Go through the material and copy each line in which the word "catfish" shows up.
Top of Records for this task
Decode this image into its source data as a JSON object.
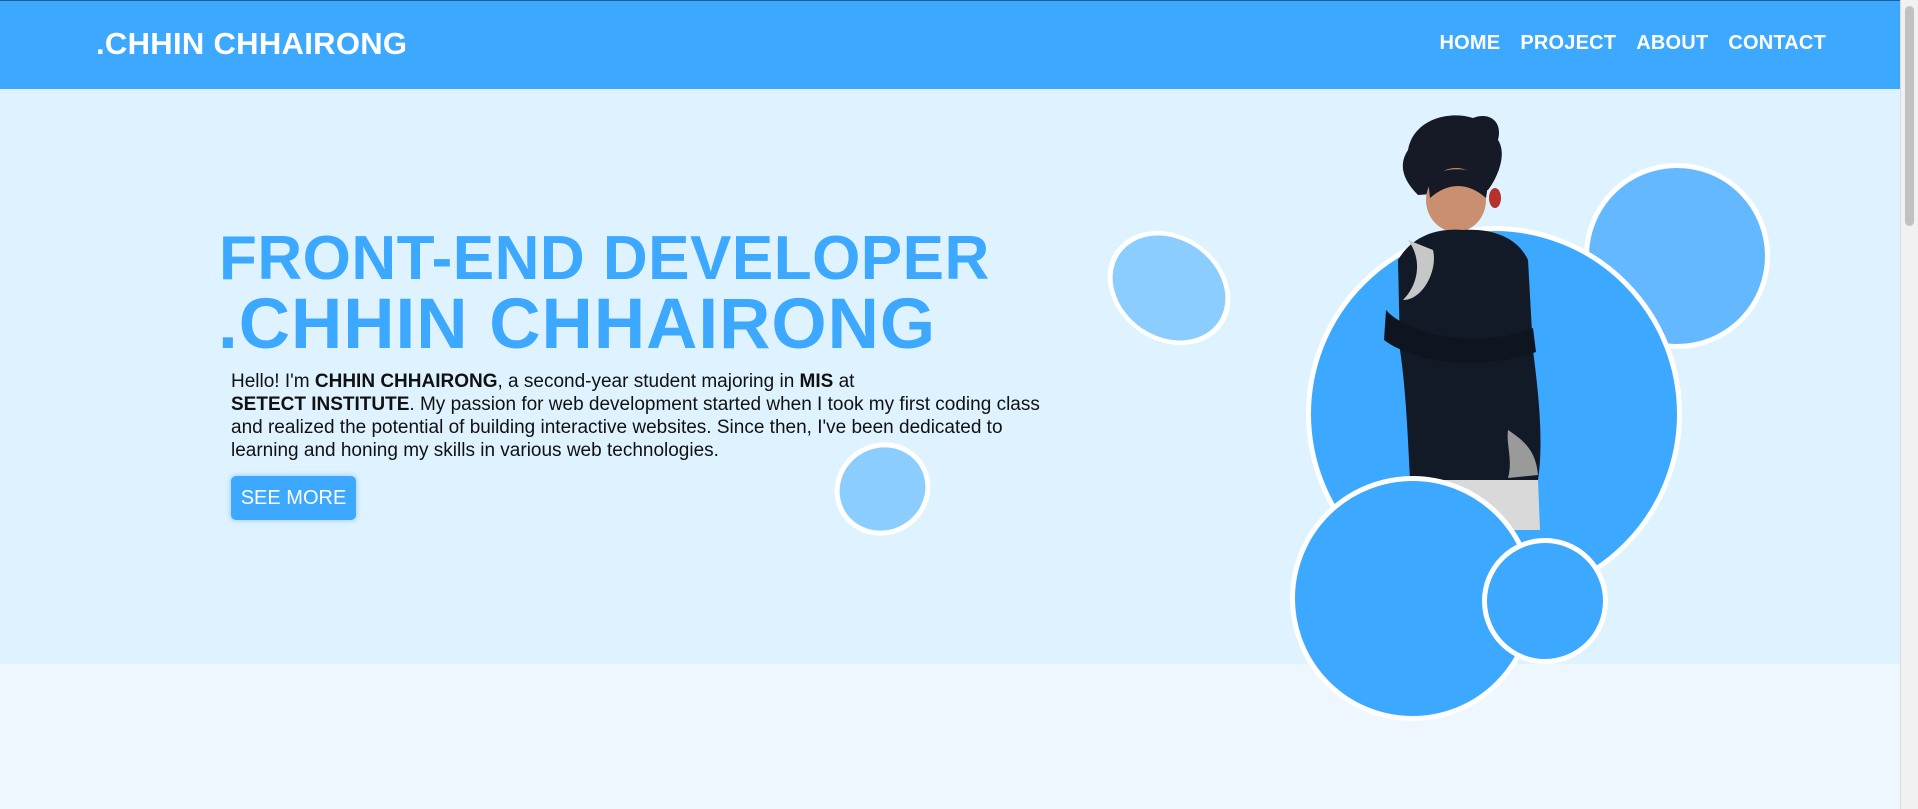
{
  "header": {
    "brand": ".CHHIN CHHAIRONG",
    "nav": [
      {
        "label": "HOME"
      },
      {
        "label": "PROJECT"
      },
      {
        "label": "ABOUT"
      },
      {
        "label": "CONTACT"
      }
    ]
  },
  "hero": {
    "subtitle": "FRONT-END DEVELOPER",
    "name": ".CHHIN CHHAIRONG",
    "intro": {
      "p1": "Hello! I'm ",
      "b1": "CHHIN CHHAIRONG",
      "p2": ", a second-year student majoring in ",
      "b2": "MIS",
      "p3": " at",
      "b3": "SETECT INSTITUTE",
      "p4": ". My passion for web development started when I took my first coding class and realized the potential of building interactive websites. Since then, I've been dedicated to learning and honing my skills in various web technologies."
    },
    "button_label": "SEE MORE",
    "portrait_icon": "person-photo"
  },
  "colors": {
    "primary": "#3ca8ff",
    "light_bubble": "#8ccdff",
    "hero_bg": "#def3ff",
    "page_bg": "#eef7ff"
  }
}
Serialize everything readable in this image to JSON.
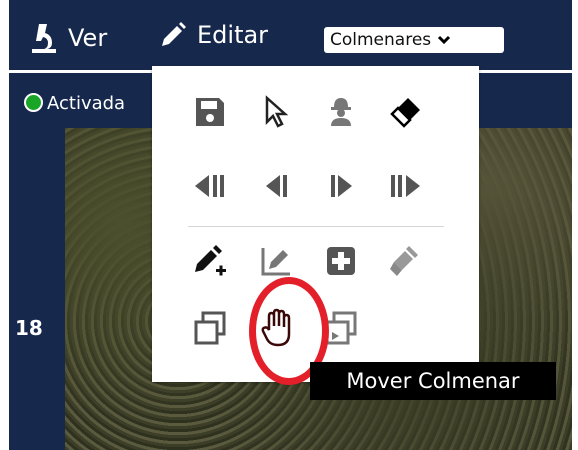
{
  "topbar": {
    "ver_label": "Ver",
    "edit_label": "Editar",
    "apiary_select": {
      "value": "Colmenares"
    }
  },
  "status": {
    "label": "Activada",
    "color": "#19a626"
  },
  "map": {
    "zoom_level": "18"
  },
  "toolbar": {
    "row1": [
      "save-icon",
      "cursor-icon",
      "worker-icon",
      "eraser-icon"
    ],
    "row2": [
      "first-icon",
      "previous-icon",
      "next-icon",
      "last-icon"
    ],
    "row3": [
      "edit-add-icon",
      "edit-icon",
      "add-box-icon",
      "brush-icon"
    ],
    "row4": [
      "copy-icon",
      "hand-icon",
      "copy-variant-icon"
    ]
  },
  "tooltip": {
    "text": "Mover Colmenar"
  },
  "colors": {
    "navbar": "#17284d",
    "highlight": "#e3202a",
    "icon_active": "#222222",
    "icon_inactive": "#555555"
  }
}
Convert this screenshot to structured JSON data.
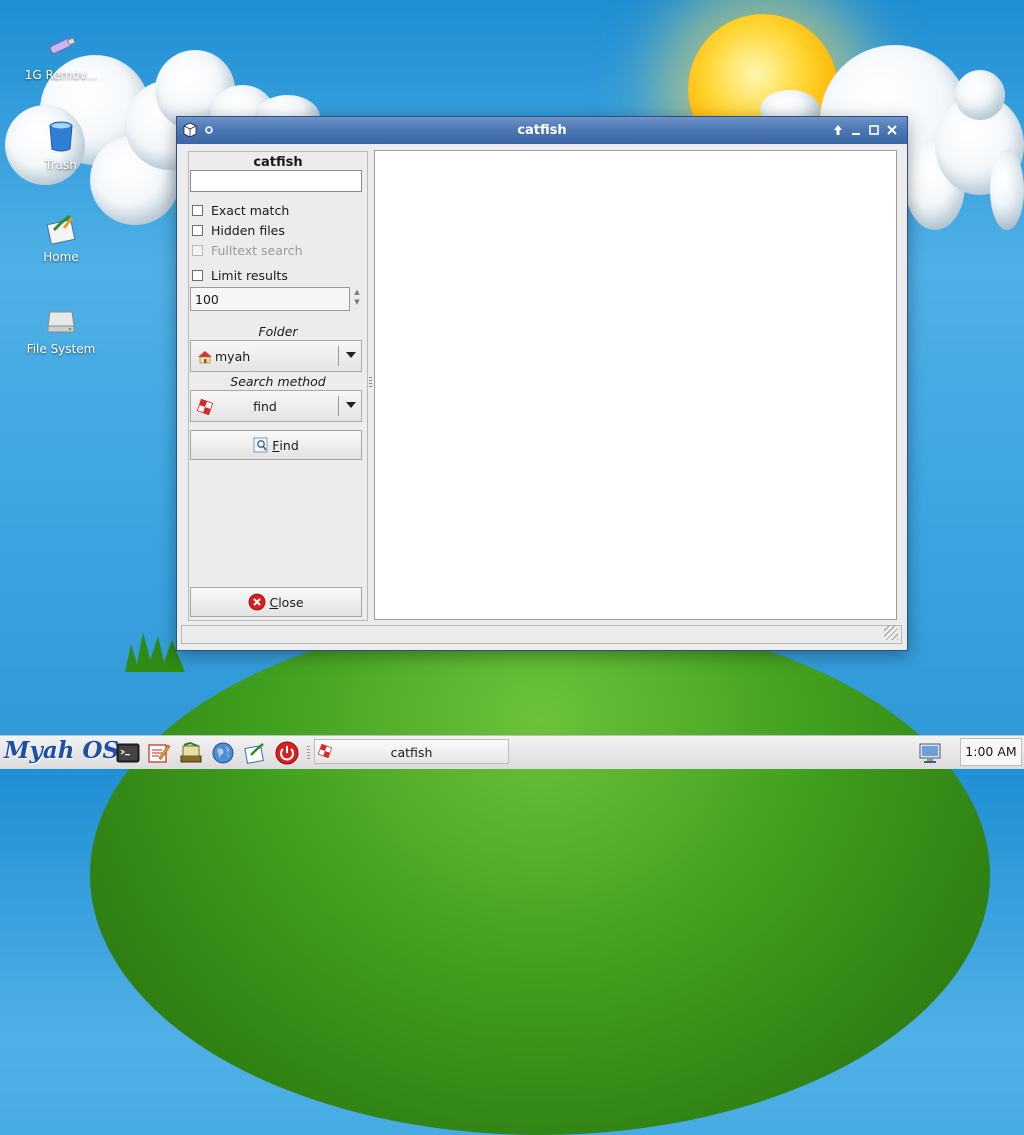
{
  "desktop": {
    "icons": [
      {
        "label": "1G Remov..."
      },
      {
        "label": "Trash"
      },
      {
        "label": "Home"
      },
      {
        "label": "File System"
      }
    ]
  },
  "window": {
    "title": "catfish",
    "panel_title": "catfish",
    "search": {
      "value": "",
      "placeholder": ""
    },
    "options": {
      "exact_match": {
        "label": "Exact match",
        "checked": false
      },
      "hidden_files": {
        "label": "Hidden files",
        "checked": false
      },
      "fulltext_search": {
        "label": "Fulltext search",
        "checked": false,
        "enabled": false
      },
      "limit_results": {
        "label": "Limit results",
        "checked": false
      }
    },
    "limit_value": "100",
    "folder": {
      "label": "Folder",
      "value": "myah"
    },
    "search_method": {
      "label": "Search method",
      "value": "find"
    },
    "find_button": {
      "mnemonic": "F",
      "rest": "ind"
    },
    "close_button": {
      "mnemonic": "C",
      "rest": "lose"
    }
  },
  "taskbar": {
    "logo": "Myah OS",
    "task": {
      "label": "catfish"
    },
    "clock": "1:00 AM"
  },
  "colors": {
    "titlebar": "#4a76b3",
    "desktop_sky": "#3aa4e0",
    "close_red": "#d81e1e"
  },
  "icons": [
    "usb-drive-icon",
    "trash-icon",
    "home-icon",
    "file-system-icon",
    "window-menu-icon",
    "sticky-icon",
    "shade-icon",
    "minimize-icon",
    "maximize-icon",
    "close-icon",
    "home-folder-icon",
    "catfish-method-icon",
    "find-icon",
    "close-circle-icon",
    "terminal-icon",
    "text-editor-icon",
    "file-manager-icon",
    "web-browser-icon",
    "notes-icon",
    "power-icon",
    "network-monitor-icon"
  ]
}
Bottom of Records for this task
Reply
    "title": "catfish",
    "panel_title": "catfish",
      "label": "catfish"
    "catfish-method-icon",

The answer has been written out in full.